Go deeper

Surgeon general urges flu shots to prevent "double whammy" with coronavirus

Surgeon General Jerome Adams the American Red Cross National Headquarters on July 30. Photo: Jim Watson/AFP via Getty Images

U.S. Surgeon General Jerome Adams on Friday stressed the importance of Americans getting flu vaccines for the next influenza season, noting that the country has "been backsliding in terms of vaccine confidence over the last several years."

Why it matters: A bad flu season could put even more strain on the country's health system resources, which are especially limited in domestic coronavirus epicenters like Florida and California.

Updated Oct 7, 2020 - Health

World coronavirus updates

Expand chart
Data: The Center for Systems Science and Engineering at Johns Hopkins; Map: Axios Visuals

New Zealand now has active no coronavirus cases in the community after the final six people linked to the Auckland cluster recovered, the country's Health Ministry confirmed in an email Wednesday.

The big picture: The country's second outbreak won't officially be declared closed until there have been "no new cases for two incubation periods," the ministry said. Auckland will join the rest of NZ in enjoying no domestic restrictions from late Wednesday, Prime Minister Jacinda Ardern said, declaring that NZ had "beat the virus again."

Updated 8 hours ago - Politics & Policy

Coronavirus dashboard

Illustration: Annelise Capossela/Axios
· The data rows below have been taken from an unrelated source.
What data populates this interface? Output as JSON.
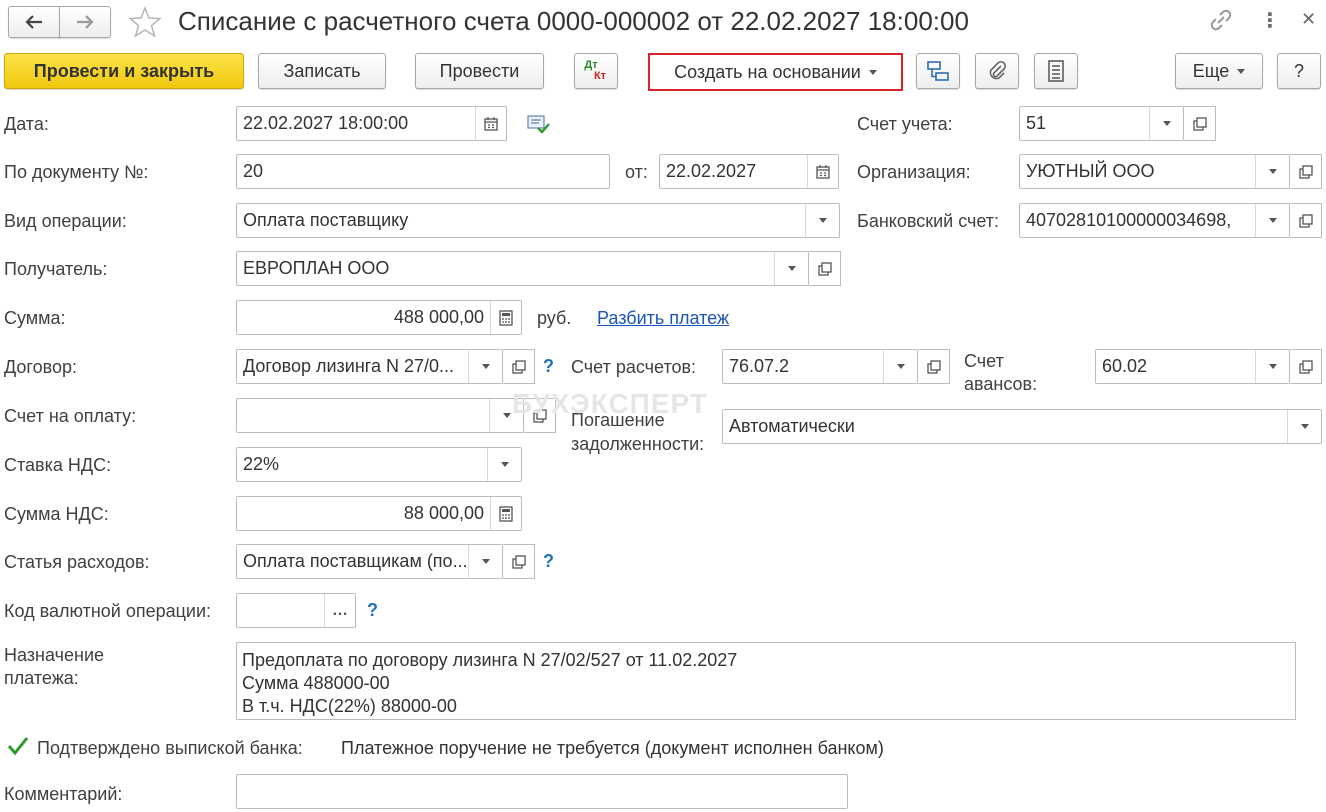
{
  "title": "Списание с расчетного счета 0000-000002 от 22.02.2027 18:00:00",
  "toolbar": {
    "post_close": "Провести и закрыть",
    "save": "Записать",
    "post": "Провести",
    "dtkt_dt": "Дт",
    "dtkt_kt": "Кт",
    "create_based": "Создать на основании",
    "more": "Еще",
    "help": "?"
  },
  "labels": {
    "date": "Дата:",
    "doc_number": "По документу №:",
    "from": "от:",
    "operation": "Вид операции:",
    "recipient": "Получатель:",
    "sum": "Сумма:",
    "currency": "руб.",
    "split": "Разбить платеж",
    "contract": "Договор:",
    "invoice": "Счет на оплату:",
    "vat_rate": "Ставка НДС:",
    "vat_sum": "Сумма НДС:",
    "expense_item": "Статья расходов:",
    "currency_op_code": "Код валютной операции:",
    "purpose_1": "Назначение",
    "purpose_2": "платежа:",
    "confirmed": "Подтверждено выпиской банка:",
    "comment": "Комментарий:",
    "account": "Счет учета:",
    "organization": "Организация:",
    "bank_account": "Банковский счет:",
    "settlement_account": "Счет расчетов:",
    "advance_account_1": "Счет",
    "advance_account_2": "авансов:",
    "debt_repayment_1": "Погашение",
    "debt_repayment_2": "задолженности:"
  },
  "values": {
    "date": "22.02.2027 18:00:00",
    "doc_number": "20",
    "doc_date": "22.02.2027",
    "operation": "Оплата поставщику",
    "recipient": "ЕВРОПЛАН ООО",
    "sum": "488 000,00",
    "contract": "Договор лизинга N 27/0...",
    "invoice": "",
    "vat_rate": "22%",
    "vat_sum": "88 000,00",
    "expense_item": "Оплата поставщикам (по...",
    "currency_op_code": "",
    "purpose_line1": "Предоплата по договору лизинга N 27/02/527 от 11.02.2027",
    "purpose_line2": "Сумма 488000-00",
    "purpose_line3": "В т.ч. НДС(22%) 88000-00",
    "confirmed_text": "Платежное поручение не требуется (документ исполнен банком)",
    "comment": "",
    "account": "51",
    "organization": "УЮТНЫЙ ООО",
    "bank_account": "40702810100000034698,",
    "settlement_account": "76.07.2",
    "advance_account": "60.02",
    "debt_repayment": "Автоматически"
  },
  "watermark": "БУХЭКСПЕРТ",
  "colors": {
    "primary_button": "#f5d116",
    "link": "#1a55b5",
    "highlight_border": "#e0202a",
    "check": "#2e9a2e"
  }
}
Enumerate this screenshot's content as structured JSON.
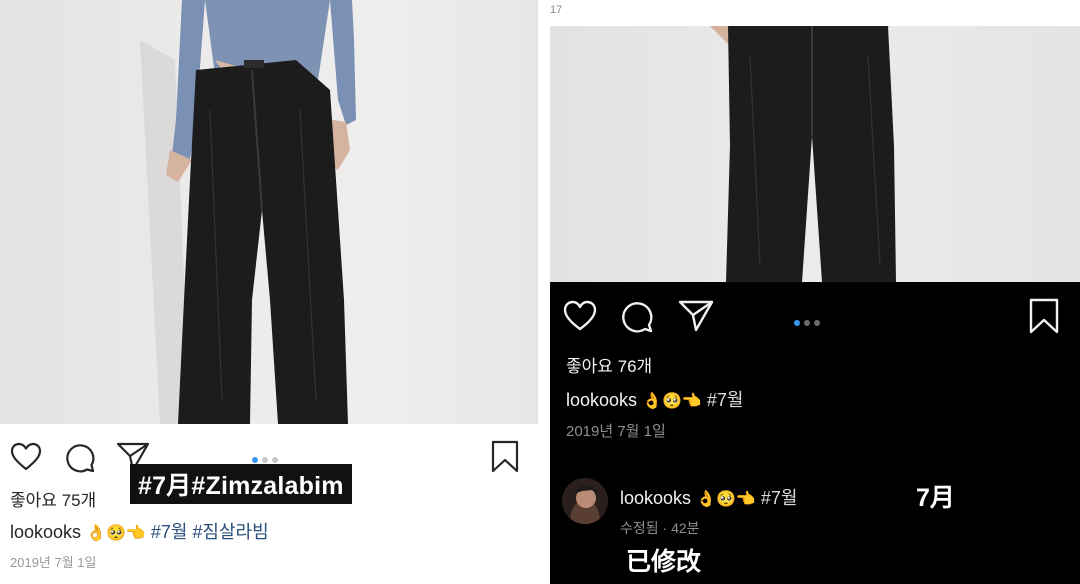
{
  "left_post": {
    "likes": "좋아요 75개",
    "username": "lookooks",
    "emojis": "👌🥺👈",
    "hashtags": "#7월 #짐살라빔",
    "date": "2019년 7월 1일",
    "overlay_label": "#7月#Zimzalabim",
    "carousel_dots": 3,
    "carousel_active": 1,
    "colors": {
      "text": "#262626",
      "hashtag": "#2a4f7d",
      "dot_active": "#3897f0",
      "dot_inactive": "#c7c7c7"
    }
  },
  "right_post": {
    "corner_text": "17",
    "likes": "좋아요 76개",
    "username": "lookooks",
    "emojis": "👌🥺👈",
    "hashtag": "#7월",
    "date": "2019년 7월 1일",
    "comment": {
      "username": "lookooks",
      "emojis": "👌🥺👈",
      "hashtag": "#7월",
      "meta": "수정됨 · 42분"
    },
    "overlay_month": "7月",
    "overlay_edited": "已修改",
    "carousel_dots": 3,
    "carousel_active": 1,
    "colors": {
      "background": "#000000",
      "text": "#f2f2f2",
      "muted": "#8e8e8e",
      "dot_active": "#3897f0"
    }
  },
  "icons": [
    "heart-icon",
    "comment-icon",
    "share-icon",
    "bookmark-icon"
  ]
}
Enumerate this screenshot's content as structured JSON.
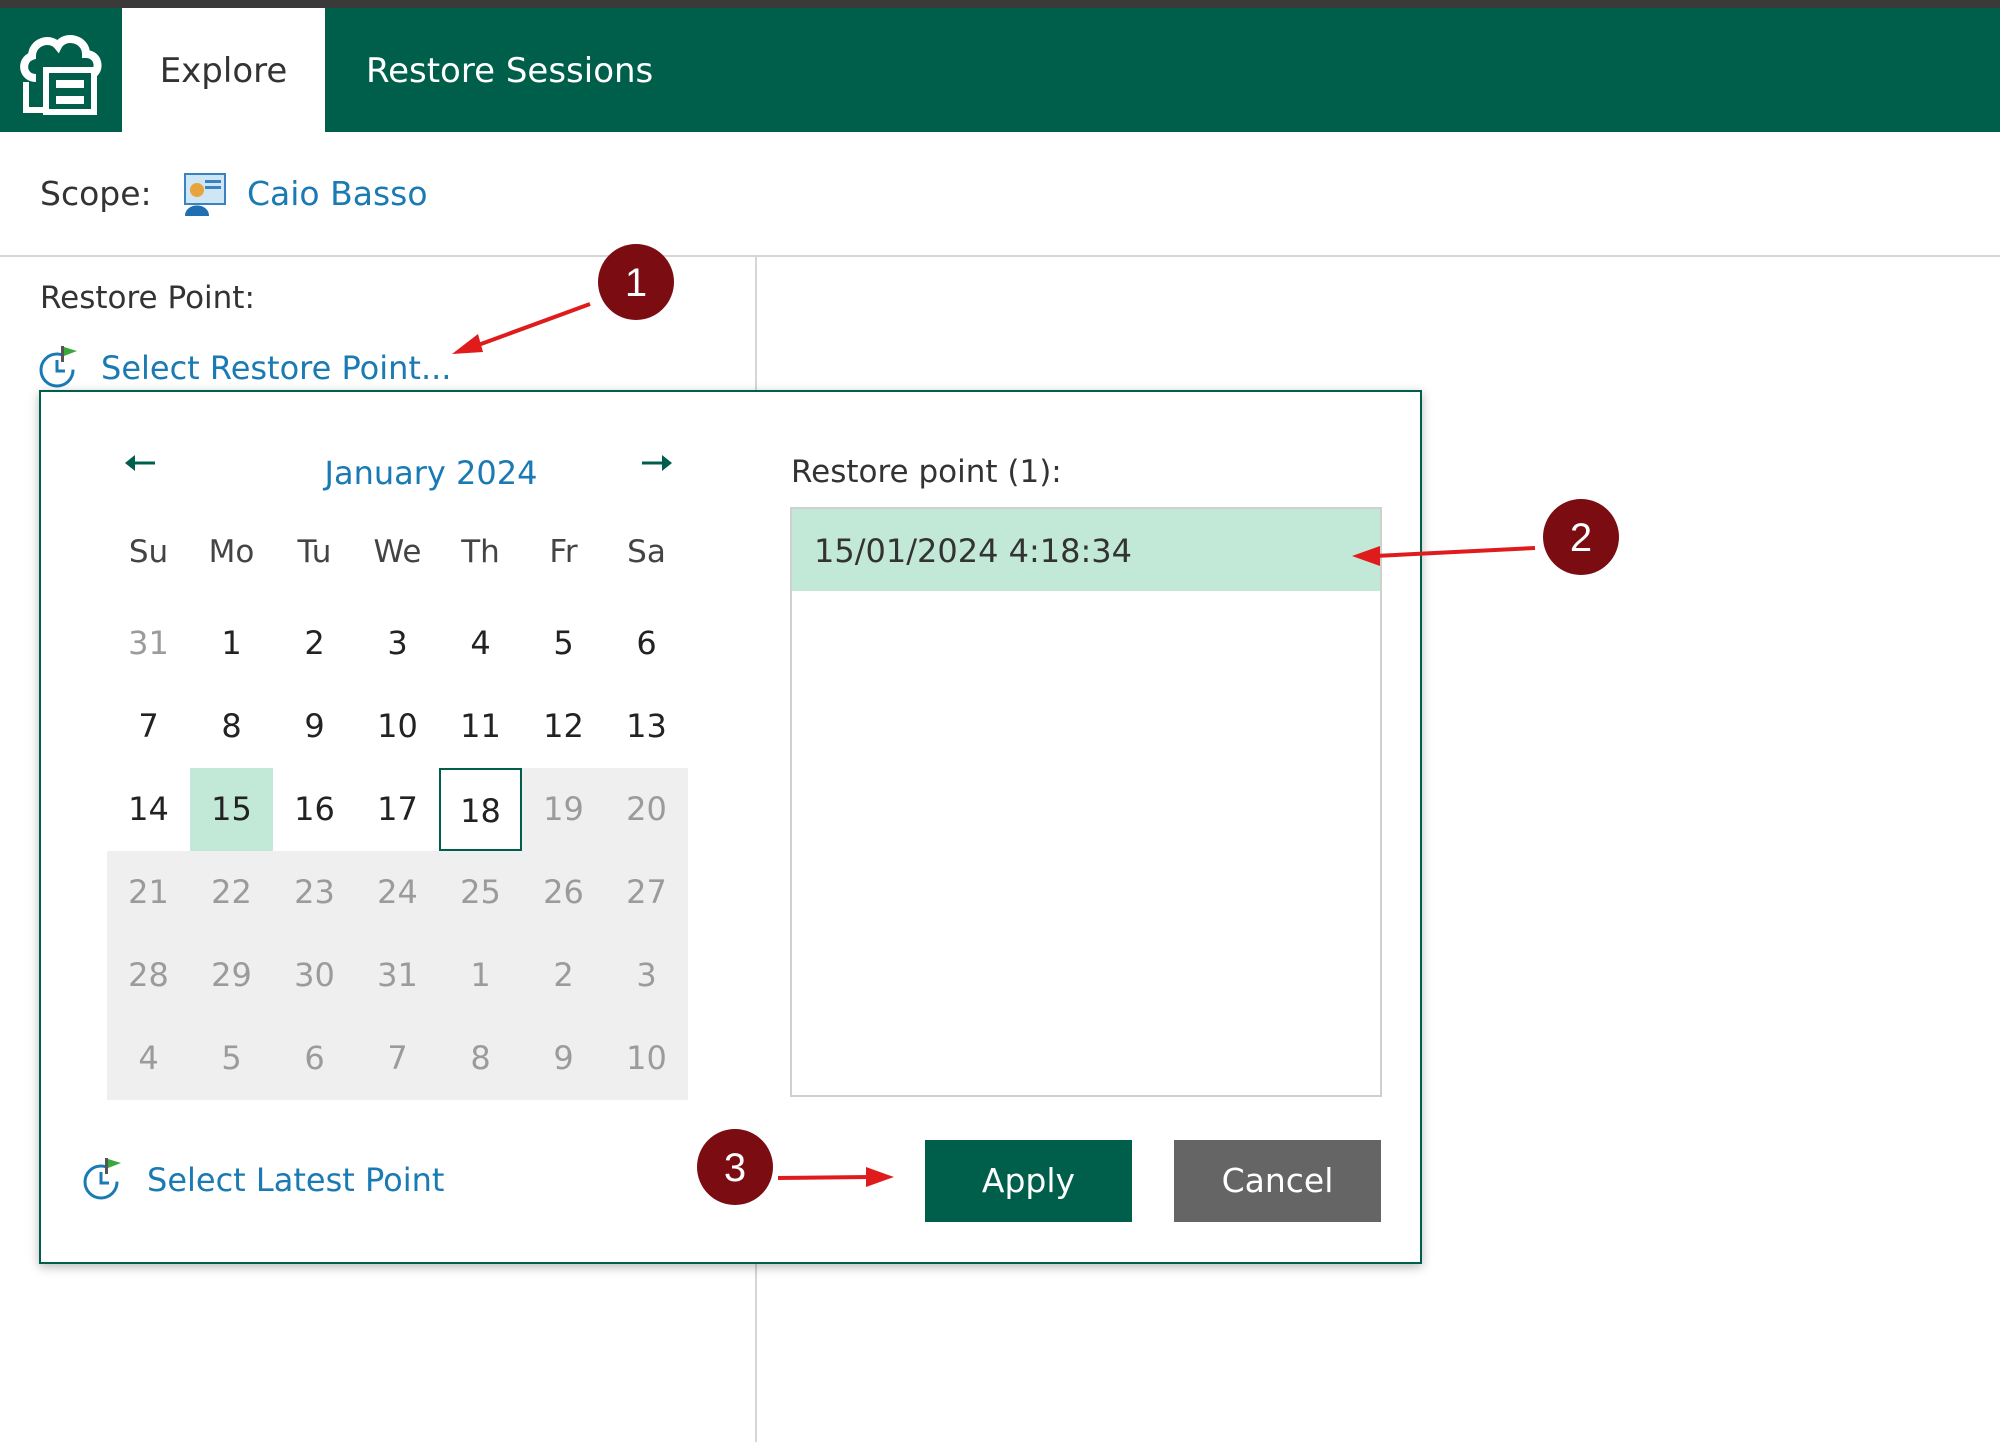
{
  "header": {
    "logo_icon": "veeam-cloud-explorer-icon",
    "tabs": [
      {
        "label": "Explore",
        "active": true
      },
      {
        "label": "Restore Sessions",
        "active": false
      }
    ]
  },
  "scope": {
    "label": "Scope:",
    "user_icon": "user-icon",
    "user": "Caio Basso"
  },
  "restore_point": {
    "label": "Restore Point:",
    "select_link": "Select Restore Point..."
  },
  "calendar": {
    "month": "January 2024",
    "weekdays": [
      "Su",
      "Mo",
      "Tu",
      "We",
      "Th",
      "Fr",
      "Sa"
    ],
    "weeks": [
      [
        "31",
        "1",
        "2",
        "3",
        "4",
        "5",
        "6"
      ],
      [
        "7",
        "8",
        "9",
        "10",
        "11",
        "12",
        "13"
      ],
      [
        "14",
        "15",
        "16",
        "17",
        "18",
        "19",
        "20"
      ],
      [
        "21",
        "22",
        "23",
        "24",
        "25",
        "26",
        "27"
      ],
      [
        "28",
        "29",
        "30",
        "31",
        "1",
        "2",
        "3"
      ],
      [
        "4",
        "5",
        "6",
        "7",
        "8",
        "9",
        "10"
      ]
    ],
    "selected_day": "15",
    "today": "18"
  },
  "restore_list": {
    "label": "Restore point (1):",
    "items": [
      "15/01/2024 4:18:34"
    ]
  },
  "actions": {
    "latest": "Select Latest Point",
    "apply": "Apply",
    "cancel": "Cancel"
  },
  "annotations": {
    "markers": [
      "1",
      "2",
      "3"
    ],
    "marker_color": "#7b0c12",
    "arrow_color": "#e01b1b"
  },
  "colors": {
    "brand": "#005f4b",
    "link": "#1a7ab3",
    "selection": "#c2e8d8"
  }
}
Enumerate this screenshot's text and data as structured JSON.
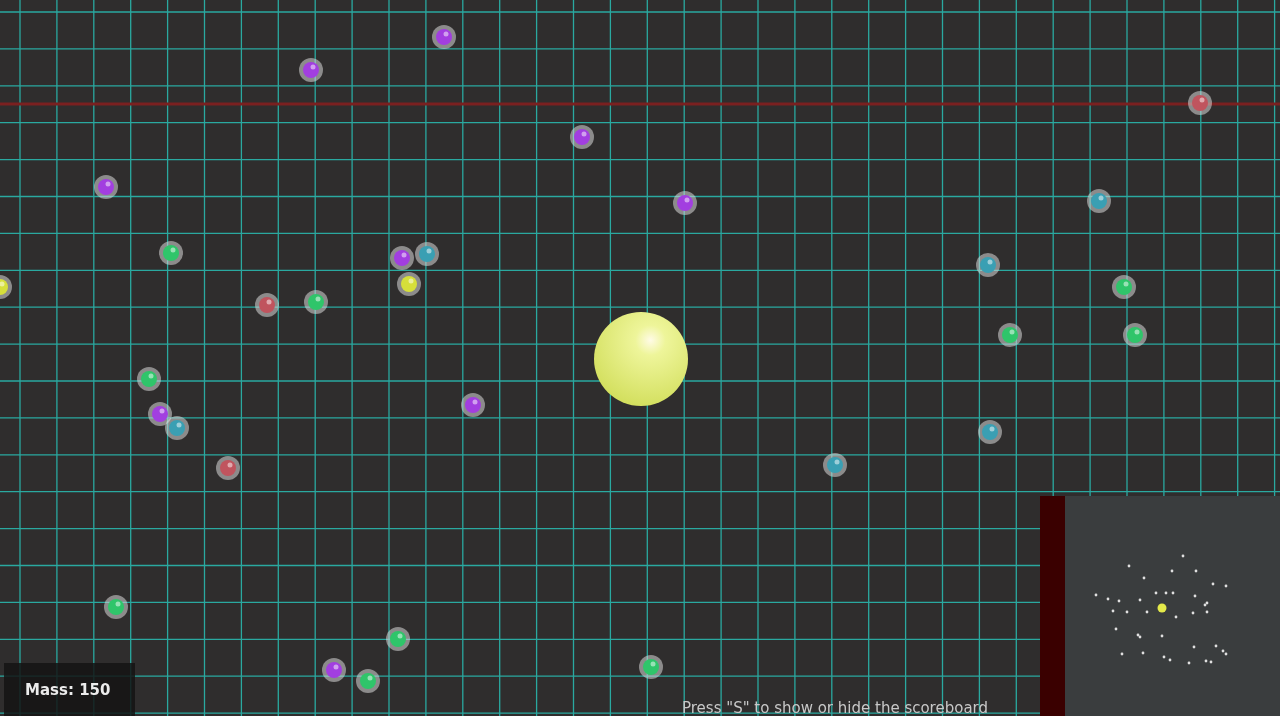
{
  "hud": {
    "mass": "Mass: 150"
  },
  "hint": "Press \"S\" to show or hide the scoreboard"
}
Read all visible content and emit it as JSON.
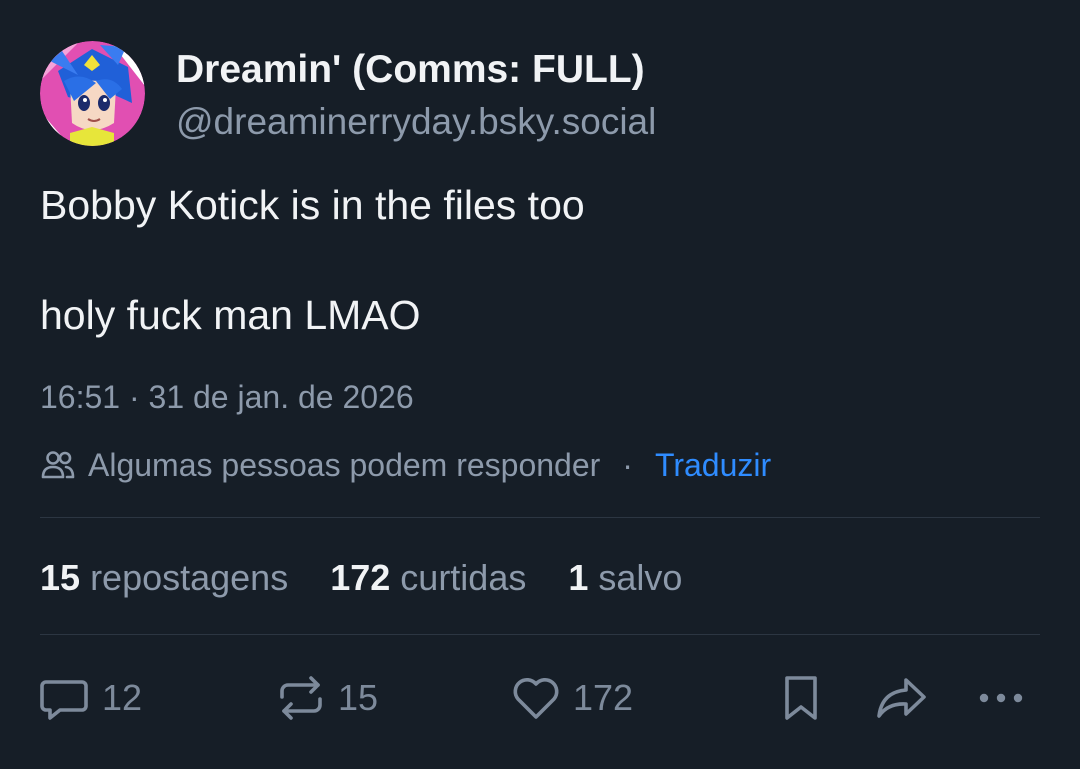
{
  "author": {
    "display_name": "Dreamin' (Comms: FULL)",
    "handle": "@dreaminerryday.bsky.social",
    "avatar_icon": "anime-character-avatar"
  },
  "post": {
    "line1": "Bobby Kotick is in the files too",
    "line2": "holy fuck man LMAO",
    "timestamp": "16:51 · 31 de jan. de 2026"
  },
  "reply_settings": {
    "icon": "people-icon",
    "text": "Algumas pessoas podem responder",
    "separator": "·",
    "translate_label": "Traduzir"
  },
  "stats": {
    "reposts": {
      "count": "15",
      "label": "repostagens"
    },
    "likes": {
      "count": "172",
      "label": "curtidas"
    },
    "saves": {
      "count": "1",
      "label": "salvo"
    }
  },
  "actions": {
    "reply": {
      "icon": "comment-icon",
      "count": "12"
    },
    "repost": {
      "icon": "repost-icon",
      "count": "15"
    },
    "like": {
      "icon": "heart-icon",
      "count": "172"
    },
    "bookmark": {
      "icon": "bookmark-icon"
    },
    "share": {
      "icon": "share-icon"
    },
    "more": {
      "icon": "more-icon"
    }
  },
  "colors": {
    "background": "#161e27",
    "primary_text": "#f1f3f5",
    "secondary_text": "#8d9aab",
    "link": "#2f8cff",
    "divider": "#2c3642"
  }
}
  1. Health: Most COVID-19 survivors can weather risk of reinfection, study says — "Twindemic" averted as flu reports plummet amid coronavirus crisis
  2. Vaccine: FDA advisory panel endorses J&J COVID vaccine for emergency use — About 20% of U.S. adults have received first vaccine dose, White House says — New data reignites the debate over coronavirus vaccine strategy.
  3. Economy: What's really going on with the labor market.
  4. Local: All adult Minnesotans will likely be eligible for COVID-19 vaccine by summer — Another wealthy Florida community receives special access to COVID-19 vaccine.
  5. Sports: Poll weighs impact of athlete vaccination.